Historically, palila occurred on the islands of Hawai‘i, O‘ahu and Kaua‘i. On Hawai‘i Island, they inhabited the māmane forests on Mauna Kea, Hualālai, Mauna Loa and the saddle area in between. Today though, palila only live on a very small part of Mauna Kea’s southwestern slope where contiguous māmane forest still occurs between the elevations of 6,600 to 9,600 feet. This area represents less than 5% of the area they originally occupied on Hawai‘i Island. They disappeared from Hualālai in the late-1800s and were last seen on Mauna Loa in 1950. Palila that occurred in the lowland māmane forests of Kaua‘i and O‘ahu apparently disappeared before western explorers arrived; their presence there is only known from sub-fossil remains. Palila range

“Legal History—Palila goes to court”

The Endangered Species Act of 1973 protects palila by providing for the conservation of ecosystems upon which threatened and endangered species of fish, wildlife, and plants depend, and prohibiting unauthorized taking, possession, sale, and transport of endangered species. Below is a summary of the colorful history of palila in court—the first species to ever be named as a plaintiff under the Endangered Species Act.

9th Circuit Judge Samuel King was the first Federal judge of Hawaiian ancestry.

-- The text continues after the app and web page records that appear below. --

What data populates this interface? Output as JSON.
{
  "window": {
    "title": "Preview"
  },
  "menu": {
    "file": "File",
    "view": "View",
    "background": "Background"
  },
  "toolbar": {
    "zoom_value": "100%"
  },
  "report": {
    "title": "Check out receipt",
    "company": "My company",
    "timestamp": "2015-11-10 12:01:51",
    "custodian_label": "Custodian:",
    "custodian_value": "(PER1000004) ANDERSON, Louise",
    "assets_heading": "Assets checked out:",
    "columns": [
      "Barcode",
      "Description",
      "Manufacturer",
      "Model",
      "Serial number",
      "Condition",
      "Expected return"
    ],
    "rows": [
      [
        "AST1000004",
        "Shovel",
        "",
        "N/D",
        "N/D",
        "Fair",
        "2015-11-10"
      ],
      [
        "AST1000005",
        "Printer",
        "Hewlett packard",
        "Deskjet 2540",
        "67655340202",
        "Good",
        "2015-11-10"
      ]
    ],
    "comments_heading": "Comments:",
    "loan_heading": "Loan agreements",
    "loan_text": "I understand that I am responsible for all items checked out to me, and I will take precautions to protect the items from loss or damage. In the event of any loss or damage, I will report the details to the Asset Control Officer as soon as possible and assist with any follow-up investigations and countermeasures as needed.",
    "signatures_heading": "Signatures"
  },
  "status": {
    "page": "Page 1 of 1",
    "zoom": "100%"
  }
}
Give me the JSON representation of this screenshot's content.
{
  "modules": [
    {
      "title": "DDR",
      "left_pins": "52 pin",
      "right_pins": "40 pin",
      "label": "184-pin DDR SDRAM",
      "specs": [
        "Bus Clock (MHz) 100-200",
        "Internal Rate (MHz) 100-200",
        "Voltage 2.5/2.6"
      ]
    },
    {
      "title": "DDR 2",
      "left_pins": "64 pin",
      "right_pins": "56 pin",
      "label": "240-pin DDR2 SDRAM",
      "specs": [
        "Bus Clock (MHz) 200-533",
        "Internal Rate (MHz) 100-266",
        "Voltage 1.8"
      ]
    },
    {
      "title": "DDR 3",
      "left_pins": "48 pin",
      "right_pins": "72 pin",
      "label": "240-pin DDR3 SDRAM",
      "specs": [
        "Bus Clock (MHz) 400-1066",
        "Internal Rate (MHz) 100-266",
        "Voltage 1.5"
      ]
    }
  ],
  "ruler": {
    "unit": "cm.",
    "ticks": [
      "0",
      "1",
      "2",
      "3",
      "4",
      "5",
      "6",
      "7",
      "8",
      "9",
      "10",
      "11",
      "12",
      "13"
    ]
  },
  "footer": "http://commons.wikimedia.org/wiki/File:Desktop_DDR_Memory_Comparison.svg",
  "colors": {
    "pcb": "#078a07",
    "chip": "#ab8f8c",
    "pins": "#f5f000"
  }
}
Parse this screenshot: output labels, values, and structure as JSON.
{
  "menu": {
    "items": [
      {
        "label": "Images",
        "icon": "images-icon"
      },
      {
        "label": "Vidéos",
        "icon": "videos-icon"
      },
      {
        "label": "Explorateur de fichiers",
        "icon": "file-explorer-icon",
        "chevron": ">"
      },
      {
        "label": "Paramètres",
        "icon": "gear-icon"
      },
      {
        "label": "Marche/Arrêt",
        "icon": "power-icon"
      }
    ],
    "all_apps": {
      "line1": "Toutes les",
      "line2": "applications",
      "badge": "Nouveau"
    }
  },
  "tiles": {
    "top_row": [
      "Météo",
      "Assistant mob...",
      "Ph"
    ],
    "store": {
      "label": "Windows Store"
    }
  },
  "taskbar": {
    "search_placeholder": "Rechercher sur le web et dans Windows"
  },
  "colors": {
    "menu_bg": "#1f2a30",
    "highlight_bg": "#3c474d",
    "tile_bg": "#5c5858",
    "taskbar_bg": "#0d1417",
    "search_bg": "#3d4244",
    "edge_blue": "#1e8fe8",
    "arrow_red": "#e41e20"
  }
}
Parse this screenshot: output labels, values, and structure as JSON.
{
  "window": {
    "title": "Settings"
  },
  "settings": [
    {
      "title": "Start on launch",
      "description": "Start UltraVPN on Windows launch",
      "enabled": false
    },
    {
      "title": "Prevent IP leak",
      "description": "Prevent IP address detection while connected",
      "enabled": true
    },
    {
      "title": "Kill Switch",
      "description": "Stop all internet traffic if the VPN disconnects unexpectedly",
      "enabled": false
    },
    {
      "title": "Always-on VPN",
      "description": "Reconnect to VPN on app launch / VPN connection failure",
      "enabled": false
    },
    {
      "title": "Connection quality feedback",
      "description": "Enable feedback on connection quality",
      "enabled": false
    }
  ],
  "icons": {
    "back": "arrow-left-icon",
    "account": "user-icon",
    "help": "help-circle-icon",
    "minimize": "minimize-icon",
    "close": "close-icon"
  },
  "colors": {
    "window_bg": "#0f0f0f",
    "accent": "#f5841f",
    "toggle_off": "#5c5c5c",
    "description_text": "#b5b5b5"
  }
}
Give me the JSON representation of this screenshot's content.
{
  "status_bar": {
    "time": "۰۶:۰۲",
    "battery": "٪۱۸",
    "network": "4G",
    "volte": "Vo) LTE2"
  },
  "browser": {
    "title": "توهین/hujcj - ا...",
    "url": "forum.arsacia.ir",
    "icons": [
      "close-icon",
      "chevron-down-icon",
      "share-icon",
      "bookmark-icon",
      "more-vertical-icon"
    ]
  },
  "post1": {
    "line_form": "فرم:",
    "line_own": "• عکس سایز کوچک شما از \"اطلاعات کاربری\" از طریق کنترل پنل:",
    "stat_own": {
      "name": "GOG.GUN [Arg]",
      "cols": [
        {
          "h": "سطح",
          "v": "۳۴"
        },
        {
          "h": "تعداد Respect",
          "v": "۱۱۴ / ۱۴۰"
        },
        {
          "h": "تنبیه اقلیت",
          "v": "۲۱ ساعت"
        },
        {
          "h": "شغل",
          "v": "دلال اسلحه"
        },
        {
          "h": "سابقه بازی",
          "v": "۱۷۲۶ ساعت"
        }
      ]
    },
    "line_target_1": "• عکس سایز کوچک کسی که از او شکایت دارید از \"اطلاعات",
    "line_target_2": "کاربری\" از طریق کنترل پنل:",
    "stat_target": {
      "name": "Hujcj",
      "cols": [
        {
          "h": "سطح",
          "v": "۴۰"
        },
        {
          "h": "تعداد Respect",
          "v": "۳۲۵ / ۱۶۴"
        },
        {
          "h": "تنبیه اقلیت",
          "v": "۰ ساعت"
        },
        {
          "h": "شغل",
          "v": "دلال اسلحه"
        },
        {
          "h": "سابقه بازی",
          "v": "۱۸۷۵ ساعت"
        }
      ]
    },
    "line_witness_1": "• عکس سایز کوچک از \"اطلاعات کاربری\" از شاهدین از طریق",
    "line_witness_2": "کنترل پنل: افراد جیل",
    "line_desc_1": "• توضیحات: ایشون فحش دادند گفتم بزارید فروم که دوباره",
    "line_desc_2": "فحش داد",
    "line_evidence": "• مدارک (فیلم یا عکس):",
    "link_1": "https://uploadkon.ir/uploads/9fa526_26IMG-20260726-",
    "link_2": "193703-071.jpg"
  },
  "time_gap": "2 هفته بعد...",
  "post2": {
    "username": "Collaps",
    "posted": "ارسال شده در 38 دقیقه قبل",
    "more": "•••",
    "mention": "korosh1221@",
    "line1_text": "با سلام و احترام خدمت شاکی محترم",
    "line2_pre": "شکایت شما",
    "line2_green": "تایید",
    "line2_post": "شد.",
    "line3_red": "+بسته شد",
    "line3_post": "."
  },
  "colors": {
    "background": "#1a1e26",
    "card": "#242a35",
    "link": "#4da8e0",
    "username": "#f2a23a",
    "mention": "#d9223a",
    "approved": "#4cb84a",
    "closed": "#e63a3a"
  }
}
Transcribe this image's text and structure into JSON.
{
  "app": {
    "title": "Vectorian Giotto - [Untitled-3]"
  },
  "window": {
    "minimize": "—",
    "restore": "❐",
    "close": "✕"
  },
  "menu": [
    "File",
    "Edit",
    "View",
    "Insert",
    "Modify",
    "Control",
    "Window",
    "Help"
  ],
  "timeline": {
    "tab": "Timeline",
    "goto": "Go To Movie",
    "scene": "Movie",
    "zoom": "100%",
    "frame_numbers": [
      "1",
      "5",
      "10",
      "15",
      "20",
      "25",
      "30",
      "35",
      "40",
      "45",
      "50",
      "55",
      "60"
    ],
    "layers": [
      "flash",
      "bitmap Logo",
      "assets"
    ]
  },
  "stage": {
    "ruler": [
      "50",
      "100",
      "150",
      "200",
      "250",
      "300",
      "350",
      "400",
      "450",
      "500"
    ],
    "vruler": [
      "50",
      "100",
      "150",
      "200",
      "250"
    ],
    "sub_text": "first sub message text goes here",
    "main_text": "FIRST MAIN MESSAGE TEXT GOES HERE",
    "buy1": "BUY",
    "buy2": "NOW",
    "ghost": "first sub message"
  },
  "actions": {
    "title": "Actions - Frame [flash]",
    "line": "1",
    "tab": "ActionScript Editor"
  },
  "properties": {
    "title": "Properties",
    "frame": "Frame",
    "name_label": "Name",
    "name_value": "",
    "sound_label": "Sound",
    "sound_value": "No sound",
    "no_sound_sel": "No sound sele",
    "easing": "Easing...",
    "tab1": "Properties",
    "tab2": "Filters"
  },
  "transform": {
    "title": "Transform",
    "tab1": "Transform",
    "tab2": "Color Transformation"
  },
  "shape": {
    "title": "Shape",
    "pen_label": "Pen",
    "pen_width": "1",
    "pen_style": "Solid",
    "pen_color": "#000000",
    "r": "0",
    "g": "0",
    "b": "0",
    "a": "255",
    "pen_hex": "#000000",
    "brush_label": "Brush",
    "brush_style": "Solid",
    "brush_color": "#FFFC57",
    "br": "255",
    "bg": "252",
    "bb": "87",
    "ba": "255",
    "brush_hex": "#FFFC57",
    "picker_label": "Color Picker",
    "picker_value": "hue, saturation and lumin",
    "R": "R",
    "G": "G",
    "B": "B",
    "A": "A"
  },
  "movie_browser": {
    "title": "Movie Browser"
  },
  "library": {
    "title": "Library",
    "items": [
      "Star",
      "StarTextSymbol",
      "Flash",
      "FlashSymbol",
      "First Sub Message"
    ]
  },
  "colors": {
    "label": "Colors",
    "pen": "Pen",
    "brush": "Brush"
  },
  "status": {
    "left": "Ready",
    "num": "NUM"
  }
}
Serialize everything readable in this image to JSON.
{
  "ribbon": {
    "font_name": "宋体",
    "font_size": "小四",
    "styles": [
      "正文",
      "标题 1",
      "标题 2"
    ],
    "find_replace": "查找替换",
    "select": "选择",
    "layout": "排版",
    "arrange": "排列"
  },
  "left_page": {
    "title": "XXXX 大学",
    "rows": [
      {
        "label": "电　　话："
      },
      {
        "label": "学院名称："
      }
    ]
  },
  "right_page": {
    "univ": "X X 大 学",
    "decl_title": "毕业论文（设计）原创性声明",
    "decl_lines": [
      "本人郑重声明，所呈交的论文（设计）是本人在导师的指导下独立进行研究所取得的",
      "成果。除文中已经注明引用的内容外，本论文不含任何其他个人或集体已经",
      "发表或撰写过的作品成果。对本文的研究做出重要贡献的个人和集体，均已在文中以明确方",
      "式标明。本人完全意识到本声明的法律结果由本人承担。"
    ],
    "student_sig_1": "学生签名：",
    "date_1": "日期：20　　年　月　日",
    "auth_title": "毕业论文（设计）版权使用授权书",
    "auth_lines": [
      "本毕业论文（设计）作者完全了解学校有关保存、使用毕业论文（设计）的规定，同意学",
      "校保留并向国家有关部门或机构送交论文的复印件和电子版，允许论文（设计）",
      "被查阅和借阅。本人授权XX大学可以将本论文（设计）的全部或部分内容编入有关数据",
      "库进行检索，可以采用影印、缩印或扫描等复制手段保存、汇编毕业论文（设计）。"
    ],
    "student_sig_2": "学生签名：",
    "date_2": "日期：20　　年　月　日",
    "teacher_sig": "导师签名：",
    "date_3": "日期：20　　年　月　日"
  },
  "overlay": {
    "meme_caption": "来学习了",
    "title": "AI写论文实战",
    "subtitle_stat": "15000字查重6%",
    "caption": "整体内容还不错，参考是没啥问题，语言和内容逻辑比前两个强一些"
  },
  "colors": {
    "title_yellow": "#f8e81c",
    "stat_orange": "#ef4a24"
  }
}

  • 1967—Palila were listed as a Federally Protected Species as a result of a continued population decline due to the degradation of the habitat they depend on.
  • 1973—Palila were listed as a Federally Endangered Species under the newly rewritten Endangered Species Act of 1973.
  • 1978—The U.S. Fish and Wildlife Service designated Critical Habitat on Mauna Kea. Critical habitat is a specific geographic area(s) that is essential for the conservation of a threatened or endangered species and that may require special management and protection.
  • 1979—The landmark case, Palila versus the Hawai‘i Department of Land and Natural Resources, federal judge Samuel King ordered the Hawai‘i Department of Land and Natural Resources to stop maintaining any populations of feral sheep and goats within palila critical habitat on Mauna Kea, and to completely and permanently remove feral sheep and goats from critical habitat.
  • 1986US District Court, Hawai‘i, decides that mouflon sheep in numbers sufficient for sport-hunting purposes are harmful to palila.
  • 1987US District Court, Hawai‘i, orders that state must eradicate mouflon sheep and hybrids within one year and reaffirms previous order to eradicate feral sheep and goats.
  • 1998Defendants and plaintiffs agree to a stipulation and order that DLNR will use its best efforts to minimize migration of ungulates into critical habitat, will continue to include public in eradication by eliminating bag limits and reducing seasonal restrictions and will allow hunting with firearms, guided hunts, and staff hunts, and will conduct semi-annual aerial hunts in which all ungulates seen will be shot.
  • 1999—Hunter organizations intervene and with DLNR move to modify the 1987 order; US District Court, Hawai‘i, denies their motion. The request by the defendants to modify the decision was filed on the grounds that introduced predators were the culprits in the decline of the Palila, and that removal of the sheep would increase the risk of fire since the sheep help to reduce fuel loads from flashy grasses.  The court affirmed that palila were endangered due to habitat loss from the sheep, that use of the sheep to reduce the fire risk would prevent forest recovery, and denied the motion to modify.
  • 2000—Hunter organizations file an appeal of the 1999 decision; US Court of Appeals, Ninth Circuit, dismisses the appeal on the grounds that the group lacks standing.
  • 2009Earthjustice files motion to enforce the eradication orders of 1979, 1987, and 1998. In its arguments to the court, the State indicated that it would complete the fence work and complete the removal of the sheep in a timely manner.